The French composer Augusta Holmès wrote the Allegro feroce in her twenties, around 1870. It is an exciting, compact work for full orchestra, about eight minutes long. Bold, rich chords at the opening alternate with ascending arpeggios in strings and fanfare-like motives for trumpet. Transition passages prepare for the second section which is gentler and melodic. After development of the opening motives, the material of the first section returns and the music intensifies to the close.

Besides Martines’ arias, Ilona Domnich sang three orchestral songs of the Viennese composer and teacher Johanna Müller-Hermann— the Drei Lieder, op. 33. The writing is in late romantic style, at times expressionist, somewhat reminiscent of the Lieder of Alma Mahler. Dr. Darwin notes that Müller-Hermann wrote the songs late in her career (1939?) when she was bravest harmonically and at the height of her talent. In the first song, Vorfrühling (“Early Spring”), she sets a poem of Hugo von Hofmannsthal; in the second and third songs, Trauminsel (“Island Dream”) and Liebeshymnus (“Hymn to Love”), the poet is Tona Herman, the composer’s sister. Throughout the songs Müller-Hermann’s colorful orchestration depicts the meaning and passionate emotions of the poetry. Repeated ascending figures in strings and winds at the opening of Vorfrühling, for instance, depict how “The spring wind runs through leafless avenues.” Domnich’s beautiful performance of this repertoire, along with her skill in singing Martines’ music, demonstrated her extraordinary stylistic range and vocal flexibility.

Leokadiya Kashperova became known to Dr. Griffiths, a Stravinsky specialist, through Stravinsky’s reference to his piano teacher, unnamed, who was crucial to his professional development. In Russia, Griffiths identified this person as Kashperova, located her scores, and learned that she was not only a concert pianist who toured internationally but also a brilliant composer.

The Symphony in B Minor, op. 4, dates from 1905, when she was a leading St. Petersburg musician, Eleven years later, Kashperova and her husband, perceiving revolution to be imminent, would flee to the Caucasus mountains. The symphony, about 40 minutes long, sounds unmistakably Russian in orchestration and melodic content. In the first movement, marked Andante – Allegro risoluto – Andante, about 14 minutes long, several melodic themes are developed by full orchestra, with striking passages for solo violin, cello, horn, and winds. The second movement, a brief Allegretto scherzando, consists of playful melodic sections in lighter orchestration. The third movement, Andante, is stately and solemn, with growing intensity. The finale begins wistfully, almost nostalgically, Andante sostenuto. Then the main section, Molto allegro develops a strong, active theme in scurrying strings, and a more lyrical second theme. The movement concludes with a broad Largo reprise of the opening melody.

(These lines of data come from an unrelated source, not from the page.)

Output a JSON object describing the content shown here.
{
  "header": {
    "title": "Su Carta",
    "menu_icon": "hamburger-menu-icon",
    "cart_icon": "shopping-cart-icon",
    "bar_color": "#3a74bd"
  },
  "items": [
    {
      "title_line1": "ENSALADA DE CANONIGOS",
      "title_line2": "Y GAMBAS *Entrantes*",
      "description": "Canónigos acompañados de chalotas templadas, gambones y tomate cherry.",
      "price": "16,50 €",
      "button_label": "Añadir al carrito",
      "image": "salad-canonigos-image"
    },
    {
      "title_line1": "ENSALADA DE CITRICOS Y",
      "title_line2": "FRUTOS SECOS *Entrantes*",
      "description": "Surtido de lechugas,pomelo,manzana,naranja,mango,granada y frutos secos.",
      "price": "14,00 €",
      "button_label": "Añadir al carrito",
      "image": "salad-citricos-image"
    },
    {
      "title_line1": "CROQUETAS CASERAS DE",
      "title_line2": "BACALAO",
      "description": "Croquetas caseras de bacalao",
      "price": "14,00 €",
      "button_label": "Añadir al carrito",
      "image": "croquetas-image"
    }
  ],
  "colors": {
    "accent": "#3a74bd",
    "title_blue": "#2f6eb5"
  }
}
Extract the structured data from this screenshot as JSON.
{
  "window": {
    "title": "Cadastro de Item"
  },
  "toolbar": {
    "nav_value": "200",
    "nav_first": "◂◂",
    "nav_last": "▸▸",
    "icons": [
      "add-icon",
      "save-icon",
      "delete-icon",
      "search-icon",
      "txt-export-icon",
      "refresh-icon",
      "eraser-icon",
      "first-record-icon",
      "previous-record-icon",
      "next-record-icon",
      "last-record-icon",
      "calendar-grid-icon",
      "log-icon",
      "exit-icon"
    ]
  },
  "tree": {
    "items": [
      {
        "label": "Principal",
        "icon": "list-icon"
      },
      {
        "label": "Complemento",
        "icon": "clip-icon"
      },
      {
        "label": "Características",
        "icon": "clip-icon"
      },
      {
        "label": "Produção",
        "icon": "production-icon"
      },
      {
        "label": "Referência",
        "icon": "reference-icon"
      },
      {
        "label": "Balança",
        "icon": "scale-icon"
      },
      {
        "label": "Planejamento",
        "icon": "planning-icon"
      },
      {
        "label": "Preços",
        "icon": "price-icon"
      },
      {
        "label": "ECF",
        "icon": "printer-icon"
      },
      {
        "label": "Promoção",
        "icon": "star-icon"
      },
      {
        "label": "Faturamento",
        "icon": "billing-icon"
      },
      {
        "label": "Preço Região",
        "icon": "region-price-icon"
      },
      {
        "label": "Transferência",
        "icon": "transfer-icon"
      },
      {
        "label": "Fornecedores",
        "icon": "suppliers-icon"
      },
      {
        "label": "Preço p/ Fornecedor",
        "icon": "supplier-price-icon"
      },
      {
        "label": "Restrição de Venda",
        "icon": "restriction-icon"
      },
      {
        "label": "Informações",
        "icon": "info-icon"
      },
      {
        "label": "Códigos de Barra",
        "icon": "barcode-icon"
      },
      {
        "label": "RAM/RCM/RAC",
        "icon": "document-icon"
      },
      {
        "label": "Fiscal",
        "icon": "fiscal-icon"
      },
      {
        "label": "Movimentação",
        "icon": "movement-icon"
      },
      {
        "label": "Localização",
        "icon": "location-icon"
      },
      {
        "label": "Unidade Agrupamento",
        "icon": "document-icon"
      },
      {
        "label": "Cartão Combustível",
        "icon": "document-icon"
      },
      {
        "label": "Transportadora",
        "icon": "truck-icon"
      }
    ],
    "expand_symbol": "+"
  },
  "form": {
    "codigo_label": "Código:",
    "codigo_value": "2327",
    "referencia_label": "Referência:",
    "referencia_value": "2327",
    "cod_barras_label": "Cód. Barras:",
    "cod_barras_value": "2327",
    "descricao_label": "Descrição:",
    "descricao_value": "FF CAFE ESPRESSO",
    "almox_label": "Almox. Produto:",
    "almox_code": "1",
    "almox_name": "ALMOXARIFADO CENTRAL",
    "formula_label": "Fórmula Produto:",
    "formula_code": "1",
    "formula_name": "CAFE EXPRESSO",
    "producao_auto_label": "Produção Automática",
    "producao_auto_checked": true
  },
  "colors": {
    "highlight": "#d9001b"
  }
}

The BBC did a very great service in featuring these forgotten works and in bringing their excellent performing forces and a group of scholars together for this memorable and significant occasion.



Concert program “Forgotten Female Composers”

“Let’s meet the composers” (BBC)

Concert excerpts     and